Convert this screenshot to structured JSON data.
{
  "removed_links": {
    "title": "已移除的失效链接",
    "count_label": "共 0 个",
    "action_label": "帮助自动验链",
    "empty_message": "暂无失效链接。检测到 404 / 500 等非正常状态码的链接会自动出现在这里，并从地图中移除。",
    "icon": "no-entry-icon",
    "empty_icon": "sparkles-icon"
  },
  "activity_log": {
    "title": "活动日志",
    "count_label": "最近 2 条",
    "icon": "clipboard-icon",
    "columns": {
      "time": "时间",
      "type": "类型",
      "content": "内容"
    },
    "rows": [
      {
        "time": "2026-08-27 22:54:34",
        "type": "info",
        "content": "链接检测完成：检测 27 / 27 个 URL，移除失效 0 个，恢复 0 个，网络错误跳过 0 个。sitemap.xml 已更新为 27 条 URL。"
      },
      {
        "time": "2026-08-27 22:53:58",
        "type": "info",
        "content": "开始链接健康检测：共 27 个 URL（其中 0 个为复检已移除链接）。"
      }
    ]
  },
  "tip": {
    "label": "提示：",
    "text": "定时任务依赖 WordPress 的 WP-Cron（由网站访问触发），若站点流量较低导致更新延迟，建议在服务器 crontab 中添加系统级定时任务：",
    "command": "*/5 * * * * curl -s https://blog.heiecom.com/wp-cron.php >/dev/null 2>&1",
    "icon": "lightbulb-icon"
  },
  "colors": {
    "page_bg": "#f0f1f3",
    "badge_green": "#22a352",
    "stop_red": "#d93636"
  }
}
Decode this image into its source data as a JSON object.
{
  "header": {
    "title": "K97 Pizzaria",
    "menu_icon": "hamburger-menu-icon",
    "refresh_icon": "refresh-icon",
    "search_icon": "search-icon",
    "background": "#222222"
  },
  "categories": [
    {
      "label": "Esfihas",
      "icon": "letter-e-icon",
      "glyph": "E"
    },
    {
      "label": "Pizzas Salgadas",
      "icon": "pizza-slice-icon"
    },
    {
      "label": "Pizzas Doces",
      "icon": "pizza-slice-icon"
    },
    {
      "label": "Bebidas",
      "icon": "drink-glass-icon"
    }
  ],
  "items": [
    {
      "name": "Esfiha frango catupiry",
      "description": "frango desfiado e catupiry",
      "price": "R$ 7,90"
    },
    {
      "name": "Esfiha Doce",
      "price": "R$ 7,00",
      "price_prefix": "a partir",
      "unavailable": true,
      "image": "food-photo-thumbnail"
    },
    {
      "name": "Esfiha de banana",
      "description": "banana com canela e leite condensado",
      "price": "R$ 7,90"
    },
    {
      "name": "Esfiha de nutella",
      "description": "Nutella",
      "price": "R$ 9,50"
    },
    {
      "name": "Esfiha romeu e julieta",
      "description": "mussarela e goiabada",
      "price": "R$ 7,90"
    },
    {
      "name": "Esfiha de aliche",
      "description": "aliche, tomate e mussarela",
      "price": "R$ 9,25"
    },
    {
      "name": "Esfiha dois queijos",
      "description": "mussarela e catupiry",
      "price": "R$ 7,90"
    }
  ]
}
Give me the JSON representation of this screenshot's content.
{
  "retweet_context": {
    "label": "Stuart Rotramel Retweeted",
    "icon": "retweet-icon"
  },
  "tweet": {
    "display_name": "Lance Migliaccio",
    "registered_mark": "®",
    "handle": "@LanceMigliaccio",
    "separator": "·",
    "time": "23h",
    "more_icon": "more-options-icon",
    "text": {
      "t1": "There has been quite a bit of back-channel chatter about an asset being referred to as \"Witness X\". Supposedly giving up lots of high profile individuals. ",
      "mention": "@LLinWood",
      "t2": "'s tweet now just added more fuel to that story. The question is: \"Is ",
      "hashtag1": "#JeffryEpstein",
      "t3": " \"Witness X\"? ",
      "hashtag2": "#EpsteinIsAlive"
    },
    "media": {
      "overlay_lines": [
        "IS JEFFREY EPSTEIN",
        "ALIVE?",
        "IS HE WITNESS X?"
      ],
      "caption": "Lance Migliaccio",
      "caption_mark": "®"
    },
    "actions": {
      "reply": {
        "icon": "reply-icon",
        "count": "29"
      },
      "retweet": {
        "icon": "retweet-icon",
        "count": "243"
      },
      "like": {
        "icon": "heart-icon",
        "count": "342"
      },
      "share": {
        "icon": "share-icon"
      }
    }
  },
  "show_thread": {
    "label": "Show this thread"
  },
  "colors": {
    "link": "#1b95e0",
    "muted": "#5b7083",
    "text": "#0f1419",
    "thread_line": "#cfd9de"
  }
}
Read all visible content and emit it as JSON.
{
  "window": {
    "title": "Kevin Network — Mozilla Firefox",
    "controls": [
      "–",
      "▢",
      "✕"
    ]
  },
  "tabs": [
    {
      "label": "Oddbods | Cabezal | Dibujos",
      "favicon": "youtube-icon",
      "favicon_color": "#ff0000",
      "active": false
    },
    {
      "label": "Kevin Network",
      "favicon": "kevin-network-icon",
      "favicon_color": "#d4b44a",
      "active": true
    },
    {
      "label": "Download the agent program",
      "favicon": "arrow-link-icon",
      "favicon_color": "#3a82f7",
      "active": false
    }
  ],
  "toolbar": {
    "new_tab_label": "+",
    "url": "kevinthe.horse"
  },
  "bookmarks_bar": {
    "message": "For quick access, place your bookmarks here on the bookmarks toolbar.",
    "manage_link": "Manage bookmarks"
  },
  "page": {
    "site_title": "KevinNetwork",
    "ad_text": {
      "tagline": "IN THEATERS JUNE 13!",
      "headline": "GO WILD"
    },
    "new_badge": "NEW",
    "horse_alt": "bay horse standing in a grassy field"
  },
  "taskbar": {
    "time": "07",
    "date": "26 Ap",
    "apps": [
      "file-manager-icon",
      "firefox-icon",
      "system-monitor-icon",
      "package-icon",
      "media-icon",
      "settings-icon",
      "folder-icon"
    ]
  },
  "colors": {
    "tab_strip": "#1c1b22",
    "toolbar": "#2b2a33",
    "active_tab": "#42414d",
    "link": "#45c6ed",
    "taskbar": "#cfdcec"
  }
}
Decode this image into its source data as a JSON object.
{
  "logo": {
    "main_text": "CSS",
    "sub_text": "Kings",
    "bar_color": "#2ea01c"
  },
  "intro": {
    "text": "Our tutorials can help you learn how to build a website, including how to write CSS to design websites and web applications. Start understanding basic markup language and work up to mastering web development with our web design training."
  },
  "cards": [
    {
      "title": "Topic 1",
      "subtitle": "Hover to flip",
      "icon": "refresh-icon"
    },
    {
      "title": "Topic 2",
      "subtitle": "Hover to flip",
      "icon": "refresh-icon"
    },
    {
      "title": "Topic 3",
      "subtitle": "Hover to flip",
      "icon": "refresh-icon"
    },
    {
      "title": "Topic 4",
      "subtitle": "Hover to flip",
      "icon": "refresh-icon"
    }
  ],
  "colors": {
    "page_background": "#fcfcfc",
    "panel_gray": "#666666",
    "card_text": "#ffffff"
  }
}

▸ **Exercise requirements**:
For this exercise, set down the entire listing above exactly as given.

▸ **Task output**:
Convert this screenshot to structured JSON data.
{
  "removed_links": {
    "title": "已移除的失效链接",
    "count_label": "共 0 个",
    "action_label": "帮助自动验链",
    "empty_message": "暂无失效链接。检测到 404 / 500 等非正常状态码的链接会自动出现在这里，并从地图中移除。",
    "icon": "no-entry-icon",
    "empty_icon": "sparkles-icon"
  },
  "activity_log": {
    "title": "活动日志",
    "count_label": "最近 2 条",
    "icon": "clipboard-icon",
    "columns": {
      "time": "时间",
      "type": "类型",
      "content": "内容"
    },
    "rows": [
      {
        "time": "2026-08-27 22:54:34",
        "type": "info",
        "content": "链接检测完成：检测 27 / 27 个 URL，移除失效 0 个，恢复 0 个，网络错误跳过 0 个。sitemap.xml 已更新为 27 条 URL。"
      },
      {
        "time": "2026-08-27 22:53:58",
        "type": "info",
        "content": "开始链接健康检测：共 27 个 URL（其中 0 个为复检已移除链接）。"
      }
    ]
  },
  "tip": {
    "label": "提示：",
    "text": "定时任务依赖 WordPress 的 WP-Cron（由网站访问触发），若站点流量较低导致更新延迟，建议在服务器 crontab 中添加系统级定时任务：",
    "command": "*/5 * * * * curl -s https://blog.heiecom.com/wp-cron.php >/dev/null 2>&1",
    "icon": "lightbulb-icon"
  },
  "colors": {
    "page_bg": "#f0f1f3",
    "badge_green": "#22a352",
    "stop_red": "#d93636"
  }
}
Decode this image into its source data as a JSON object.
{
  "header": {
    "title": "K97 Pizzaria",
    "menu_icon": "hamburger-menu-icon",
    "refresh_icon": "refresh-icon",
    "search_icon": "search-icon",
    "background": "#222222"
  },
  "categories": [
    {
      "label": "Esfihas",
      "icon": "letter-e-icon",
      "glyph": "E"
    },
    {
      "label": "Pizzas Salgadas",
      "icon": "pizza-slice-icon"
    },
    {
      "label": "Pizzas Doces",
      "icon": "pizza-slice-icon"
    },
    {
      "label": "Bebidas",
      "icon": "drink-glass-icon"
    }
  ],
  "items": [
    {
      "name": "Esfiha frango catupiry",
      "description": "frango desfiado e catupiry",
      "price": "R$ 7,90"
    },
    {
      "name": "Esfiha Doce",
      "price": "R$ 7,00",
      "price_prefix": "a partir",
      "unavailable": true,
      "image": "food-photo-thumbnail"
    },
    {
      "name": "Esfiha de banana",
      "description": "banana com canela e leite condensado",
      "price": "R$ 7,90"
    },
    {
      "name": "Esfiha de nutella",
      "description": "Nutella",
      "price": "R$ 9,50"
    },
    {
      "name": "Esfiha romeu e julieta",
      "description": "mussarela e goiabada",
      "price": "R$ 7,90"
    },
    {
      "name": "Esfiha de aliche",
      "description": "aliche, tomate e mussarela",
      "price": "R$ 9,25"
    },
    {
      "name": "Esfiha dois queijos",
      "description": "mussarela e catupiry",
      "price": "R$ 7,90"
    }
  ]
}
Give me the JSON representation of this screenshot's content.
{
  "retweet_context": {
    "label": "Stuart Rotramel Retweeted",
    "icon": "retweet-icon"
  },
  "tweet": {
    "display_name": "Lance Migliaccio",
    "registered_mark": "®",
    "handle": "@LanceMigliaccio",
    "separator": "·",
    "time": "23h",
    "more_icon": "more-options-icon",
    "text": {
      "t1": "There has been quite a bit of back-channel chatter about an asset being referred to as \"Witness X\". Supposedly giving up lots of high profile individuals. ",
      "mention": "@LLinWood",
      "t2": "'s tweet now just added more fuel to that story. The question is: \"Is ",
      "hashtag1": "#JeffryEpstein",
      "t3": " \"Witness X\"? ",
      "hashtag2": "#EpsteinIsAlive"
    },
    "media": {
      "overlay_lines": [
        "IS JEFFREY EPSTEIN",
        "ALIVE?",
        "IS HE WITNESS X?"
      ],
      "caption": "Lance Migliaccio",
      "caption_mark": "®"
    },
    "actions": {
      "reply": {
        "icon": "reply-icon",
        "count": "29"
      },
      "retweet": {
        "icon": "retweet-icon",
        "count": "243"
      },
      "like": {
        "icon": "heart-icon",
        "count": "342"
      },
      "share": {
        "icon": "share-icon"
      }
    }
  },
  "show_thread": {
    "label": "Show this thread"
  },
  "colors": {
    "link": "#1b95e0",
    "muted": "#5b7083",
    "text": "#0f1419",
    "thread_line": "#cfd9de"
  }
}
Read all visible content and emit it as JSON.
{
  "window": {
    "title": "Kevin Network — Mozilla Firefox",
    "controls": [
      "–",
      "▢",
      "✕"
    ]
  },
  "tabs": [
    {
      "label": "Oddbods | Cabezal | Dibujos",
      "favicon": "youtube-icon",
      "favicon_color": "#ff0000",
      "active": false
    },
    {
      "label": "Kevin Network",
      "favicon": "kevin-network-icon",
      "favicon_color": "#d4b44a",
      "active": true
    },
    {
      "label": "Download the agent program",
      "favicon": "arrow-link-icon",
      "favicon_color": "#3a82f7",
      "active": false
    }
  ],
  "toolbar": {
    "new_tab_label": "+",
    "url": "kevinthe.horse"
  },
  "bookmarks_bar": {
    "message": "For quick access, place your bookmarks here on the bookmarks toolbar.",
    "manage_link": "Manage bookmarks"
  },
  "page": {
    "site_title": "KevinNetwork",
    "ad_text": {
      "tagline": "IN THEATERS JUNE 13!",
      "headline": "GO WILD"
    },
    "new_badge": "NEW",
    "horse_alt": "bay horse standing in a grassy field"
  },
  "taskbar": {
    "time": "07",
    "date": "26 Ap",
    "apps": [
      "file-manager-icon",
      "firefox-icon",
      "system-monitor-icon",
      "package-icon",
      "media-icon",
      "settings-icon",
      "folder-icon"
    ]
  },
  "colors": {
    "tab_strip": "#1c1b22",
    "toolbar": "#2b2a33",
    "active_tab": "#42414d",
    "link": "#45c6ed",
    "taskbar": "#cfdcec"
  }
}
Decode this image into its source data as a JSON object.
{
  "logo": {
    "main_text": "CSS",
    "sub_text": "Kings",
    "bar_color": "#2ea01c"
  },
  "intro": {
    "text": "Our tutorials can help you learn how to build a website, including how to write CSS to design websites and web applications. Start understanding basic markup language and work up to mastering web development with our web design training."
  },
  "cards": [
    {
      "title": "Topic 1",
      "subtitle": "Hover to flip",
      "icon": "refresh-icon"
    },
    {
      "title": "Topic 2",
      "subtitle": "Hover to flip",
      "icon": "refresh-icon"
    },
    {
      "title": "Topic 3",
      "subtitle": "Hover to flip",
      "icon": "refresh-icon"
    },
    {
      "title": "Topic 4",
      "subtitle": "Hover to flip",
      "icon": "refresh-icon"
    }
  ],
  "colors": {
    "page_background": "#fcfcfc",
    "panel_gray": "#666666",
    "card_text": "#ffffff"
  }
}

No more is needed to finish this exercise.